(Data shown)
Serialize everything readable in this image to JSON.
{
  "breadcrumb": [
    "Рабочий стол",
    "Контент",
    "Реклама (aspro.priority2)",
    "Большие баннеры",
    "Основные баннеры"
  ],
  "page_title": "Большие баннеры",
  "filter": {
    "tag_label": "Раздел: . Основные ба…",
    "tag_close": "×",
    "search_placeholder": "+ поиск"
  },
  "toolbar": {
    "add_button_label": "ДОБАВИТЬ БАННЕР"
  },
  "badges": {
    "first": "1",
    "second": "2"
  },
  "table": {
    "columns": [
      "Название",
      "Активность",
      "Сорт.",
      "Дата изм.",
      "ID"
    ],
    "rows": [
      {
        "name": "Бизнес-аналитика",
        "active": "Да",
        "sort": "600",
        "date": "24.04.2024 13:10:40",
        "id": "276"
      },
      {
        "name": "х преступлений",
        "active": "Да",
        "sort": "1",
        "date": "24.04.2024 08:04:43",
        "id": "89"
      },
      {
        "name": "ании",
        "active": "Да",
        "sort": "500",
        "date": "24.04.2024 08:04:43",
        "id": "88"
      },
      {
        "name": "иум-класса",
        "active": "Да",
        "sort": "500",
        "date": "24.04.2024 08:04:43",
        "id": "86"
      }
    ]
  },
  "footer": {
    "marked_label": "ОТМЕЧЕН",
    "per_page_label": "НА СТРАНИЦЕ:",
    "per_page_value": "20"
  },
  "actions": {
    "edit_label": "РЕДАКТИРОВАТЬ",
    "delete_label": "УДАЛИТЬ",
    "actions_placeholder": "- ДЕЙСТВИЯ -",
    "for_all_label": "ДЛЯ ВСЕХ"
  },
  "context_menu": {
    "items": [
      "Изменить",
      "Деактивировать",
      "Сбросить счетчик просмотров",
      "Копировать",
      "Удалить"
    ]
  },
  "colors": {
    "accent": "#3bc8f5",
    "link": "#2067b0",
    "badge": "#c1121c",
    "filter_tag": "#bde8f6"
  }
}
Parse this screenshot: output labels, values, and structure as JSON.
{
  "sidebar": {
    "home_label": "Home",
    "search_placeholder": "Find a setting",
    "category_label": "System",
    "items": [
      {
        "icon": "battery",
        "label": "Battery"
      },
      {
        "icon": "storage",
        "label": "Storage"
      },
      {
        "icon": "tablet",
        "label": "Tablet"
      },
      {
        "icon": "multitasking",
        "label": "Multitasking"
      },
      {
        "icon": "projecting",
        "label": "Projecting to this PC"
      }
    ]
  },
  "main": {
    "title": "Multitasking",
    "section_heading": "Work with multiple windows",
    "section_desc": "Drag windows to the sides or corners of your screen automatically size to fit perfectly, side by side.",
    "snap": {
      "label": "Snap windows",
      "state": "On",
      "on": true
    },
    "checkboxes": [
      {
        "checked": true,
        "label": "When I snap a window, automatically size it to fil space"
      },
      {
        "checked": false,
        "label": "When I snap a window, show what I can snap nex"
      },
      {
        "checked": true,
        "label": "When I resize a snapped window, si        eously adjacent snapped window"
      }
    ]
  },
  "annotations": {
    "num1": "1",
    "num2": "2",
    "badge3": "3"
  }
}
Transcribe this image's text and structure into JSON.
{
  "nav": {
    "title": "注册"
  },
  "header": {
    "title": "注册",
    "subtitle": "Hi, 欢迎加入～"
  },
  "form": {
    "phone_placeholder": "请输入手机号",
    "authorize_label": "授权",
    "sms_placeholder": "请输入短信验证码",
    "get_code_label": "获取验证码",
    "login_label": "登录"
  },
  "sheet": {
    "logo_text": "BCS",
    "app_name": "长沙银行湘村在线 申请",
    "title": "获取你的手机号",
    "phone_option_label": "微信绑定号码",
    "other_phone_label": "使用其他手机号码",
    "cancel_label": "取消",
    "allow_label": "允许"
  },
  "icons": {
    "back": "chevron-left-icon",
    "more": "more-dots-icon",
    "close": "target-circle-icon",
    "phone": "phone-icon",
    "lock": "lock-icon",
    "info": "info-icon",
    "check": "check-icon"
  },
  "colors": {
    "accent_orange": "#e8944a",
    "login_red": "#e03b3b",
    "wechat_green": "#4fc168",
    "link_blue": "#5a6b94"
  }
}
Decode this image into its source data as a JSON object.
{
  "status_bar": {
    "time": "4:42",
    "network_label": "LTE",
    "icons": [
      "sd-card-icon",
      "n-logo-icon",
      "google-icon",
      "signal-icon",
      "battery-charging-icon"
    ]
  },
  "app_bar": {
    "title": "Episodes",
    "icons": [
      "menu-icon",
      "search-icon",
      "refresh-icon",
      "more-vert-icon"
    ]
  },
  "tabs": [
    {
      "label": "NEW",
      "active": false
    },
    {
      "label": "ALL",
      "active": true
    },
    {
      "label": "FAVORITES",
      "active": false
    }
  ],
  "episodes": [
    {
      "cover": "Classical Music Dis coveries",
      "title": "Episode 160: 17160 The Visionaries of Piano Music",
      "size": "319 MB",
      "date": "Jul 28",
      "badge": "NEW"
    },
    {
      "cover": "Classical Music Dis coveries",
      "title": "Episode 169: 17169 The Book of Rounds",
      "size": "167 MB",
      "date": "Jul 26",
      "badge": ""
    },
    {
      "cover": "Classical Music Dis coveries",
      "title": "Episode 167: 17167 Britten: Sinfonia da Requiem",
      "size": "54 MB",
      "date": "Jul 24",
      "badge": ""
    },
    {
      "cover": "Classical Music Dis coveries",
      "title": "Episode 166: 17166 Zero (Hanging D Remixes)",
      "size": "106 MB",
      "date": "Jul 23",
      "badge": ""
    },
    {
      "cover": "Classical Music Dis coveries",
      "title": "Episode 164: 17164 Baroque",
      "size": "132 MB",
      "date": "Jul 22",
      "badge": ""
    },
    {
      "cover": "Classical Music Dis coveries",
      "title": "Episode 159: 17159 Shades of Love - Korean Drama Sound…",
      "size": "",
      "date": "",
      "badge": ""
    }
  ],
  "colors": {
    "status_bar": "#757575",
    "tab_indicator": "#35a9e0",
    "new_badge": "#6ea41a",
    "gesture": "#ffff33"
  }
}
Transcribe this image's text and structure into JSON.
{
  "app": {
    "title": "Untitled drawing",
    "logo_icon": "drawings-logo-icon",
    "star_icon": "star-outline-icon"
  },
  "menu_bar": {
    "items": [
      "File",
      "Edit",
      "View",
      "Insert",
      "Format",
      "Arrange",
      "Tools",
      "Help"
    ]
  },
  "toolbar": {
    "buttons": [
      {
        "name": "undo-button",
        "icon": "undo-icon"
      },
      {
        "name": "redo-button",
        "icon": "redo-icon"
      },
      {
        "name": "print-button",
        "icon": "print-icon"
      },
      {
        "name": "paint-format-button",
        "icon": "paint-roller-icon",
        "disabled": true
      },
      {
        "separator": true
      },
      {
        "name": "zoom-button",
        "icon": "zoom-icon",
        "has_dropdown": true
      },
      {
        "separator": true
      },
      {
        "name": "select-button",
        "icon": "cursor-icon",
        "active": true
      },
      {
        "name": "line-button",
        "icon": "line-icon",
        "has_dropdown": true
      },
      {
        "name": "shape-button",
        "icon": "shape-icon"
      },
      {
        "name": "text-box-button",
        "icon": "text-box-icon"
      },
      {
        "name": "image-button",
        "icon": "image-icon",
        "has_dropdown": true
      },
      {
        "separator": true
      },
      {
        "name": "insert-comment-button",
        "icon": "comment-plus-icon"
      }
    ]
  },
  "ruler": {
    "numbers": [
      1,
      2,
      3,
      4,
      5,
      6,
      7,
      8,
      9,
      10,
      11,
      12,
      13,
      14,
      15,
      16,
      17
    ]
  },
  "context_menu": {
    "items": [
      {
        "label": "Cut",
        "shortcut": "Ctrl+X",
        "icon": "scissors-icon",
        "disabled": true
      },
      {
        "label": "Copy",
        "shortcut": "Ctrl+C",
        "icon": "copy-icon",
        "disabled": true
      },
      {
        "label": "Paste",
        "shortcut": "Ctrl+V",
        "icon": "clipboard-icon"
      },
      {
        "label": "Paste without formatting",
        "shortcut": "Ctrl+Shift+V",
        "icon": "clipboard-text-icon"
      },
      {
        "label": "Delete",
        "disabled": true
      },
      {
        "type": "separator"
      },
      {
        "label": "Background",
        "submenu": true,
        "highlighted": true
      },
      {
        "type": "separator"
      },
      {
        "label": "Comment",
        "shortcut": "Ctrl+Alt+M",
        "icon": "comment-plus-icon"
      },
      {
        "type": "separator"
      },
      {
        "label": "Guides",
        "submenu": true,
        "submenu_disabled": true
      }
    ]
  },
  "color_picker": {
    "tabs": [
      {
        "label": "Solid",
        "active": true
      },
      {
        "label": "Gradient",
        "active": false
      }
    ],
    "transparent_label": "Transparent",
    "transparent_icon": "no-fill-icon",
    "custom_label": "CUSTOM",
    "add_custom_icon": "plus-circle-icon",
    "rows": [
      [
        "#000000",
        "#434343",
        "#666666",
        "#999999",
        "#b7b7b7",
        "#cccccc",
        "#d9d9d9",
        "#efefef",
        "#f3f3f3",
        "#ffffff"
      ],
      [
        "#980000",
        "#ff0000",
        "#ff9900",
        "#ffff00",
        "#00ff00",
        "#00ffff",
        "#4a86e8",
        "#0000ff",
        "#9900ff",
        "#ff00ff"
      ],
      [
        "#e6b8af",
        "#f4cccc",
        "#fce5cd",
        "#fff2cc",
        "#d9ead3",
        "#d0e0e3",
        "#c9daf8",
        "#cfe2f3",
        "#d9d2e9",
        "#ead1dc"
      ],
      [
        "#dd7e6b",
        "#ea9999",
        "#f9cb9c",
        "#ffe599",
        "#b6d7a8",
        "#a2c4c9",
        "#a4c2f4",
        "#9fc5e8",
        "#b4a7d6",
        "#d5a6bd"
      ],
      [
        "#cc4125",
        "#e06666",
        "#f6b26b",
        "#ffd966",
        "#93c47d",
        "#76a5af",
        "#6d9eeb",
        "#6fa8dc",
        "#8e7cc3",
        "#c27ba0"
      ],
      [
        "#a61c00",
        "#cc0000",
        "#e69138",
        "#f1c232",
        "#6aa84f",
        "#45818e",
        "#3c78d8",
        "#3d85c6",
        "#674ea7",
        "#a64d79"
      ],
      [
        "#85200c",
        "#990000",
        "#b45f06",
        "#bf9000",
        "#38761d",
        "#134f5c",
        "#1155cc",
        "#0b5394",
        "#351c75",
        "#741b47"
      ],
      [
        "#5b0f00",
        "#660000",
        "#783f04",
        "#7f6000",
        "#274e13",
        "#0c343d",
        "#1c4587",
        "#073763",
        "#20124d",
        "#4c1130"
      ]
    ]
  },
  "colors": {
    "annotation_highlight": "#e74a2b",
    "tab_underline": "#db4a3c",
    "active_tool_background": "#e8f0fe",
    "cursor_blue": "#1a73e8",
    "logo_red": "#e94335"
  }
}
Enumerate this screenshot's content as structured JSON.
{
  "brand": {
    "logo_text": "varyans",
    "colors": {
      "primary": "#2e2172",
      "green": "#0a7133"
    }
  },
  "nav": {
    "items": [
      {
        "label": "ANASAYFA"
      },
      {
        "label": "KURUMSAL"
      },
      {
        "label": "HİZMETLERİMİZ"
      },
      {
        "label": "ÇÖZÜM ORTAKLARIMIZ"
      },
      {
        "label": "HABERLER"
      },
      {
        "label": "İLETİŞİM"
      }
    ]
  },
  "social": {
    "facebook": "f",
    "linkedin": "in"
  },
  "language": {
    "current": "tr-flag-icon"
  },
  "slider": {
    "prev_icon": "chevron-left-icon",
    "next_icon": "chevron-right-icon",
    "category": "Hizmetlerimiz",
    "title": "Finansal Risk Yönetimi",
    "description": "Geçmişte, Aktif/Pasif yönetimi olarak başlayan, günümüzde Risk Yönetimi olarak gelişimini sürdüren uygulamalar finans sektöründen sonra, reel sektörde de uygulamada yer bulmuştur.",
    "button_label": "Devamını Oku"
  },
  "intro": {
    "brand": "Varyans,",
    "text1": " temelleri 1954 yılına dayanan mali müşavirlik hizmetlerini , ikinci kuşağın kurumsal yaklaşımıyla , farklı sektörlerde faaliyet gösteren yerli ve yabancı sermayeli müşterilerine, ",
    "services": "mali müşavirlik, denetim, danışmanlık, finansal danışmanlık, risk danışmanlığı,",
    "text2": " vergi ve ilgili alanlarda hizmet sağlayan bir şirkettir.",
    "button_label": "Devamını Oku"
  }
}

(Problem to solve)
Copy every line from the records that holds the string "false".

(Task answer)
        "checked": false,
      "active": false
      "active": false
        "active": false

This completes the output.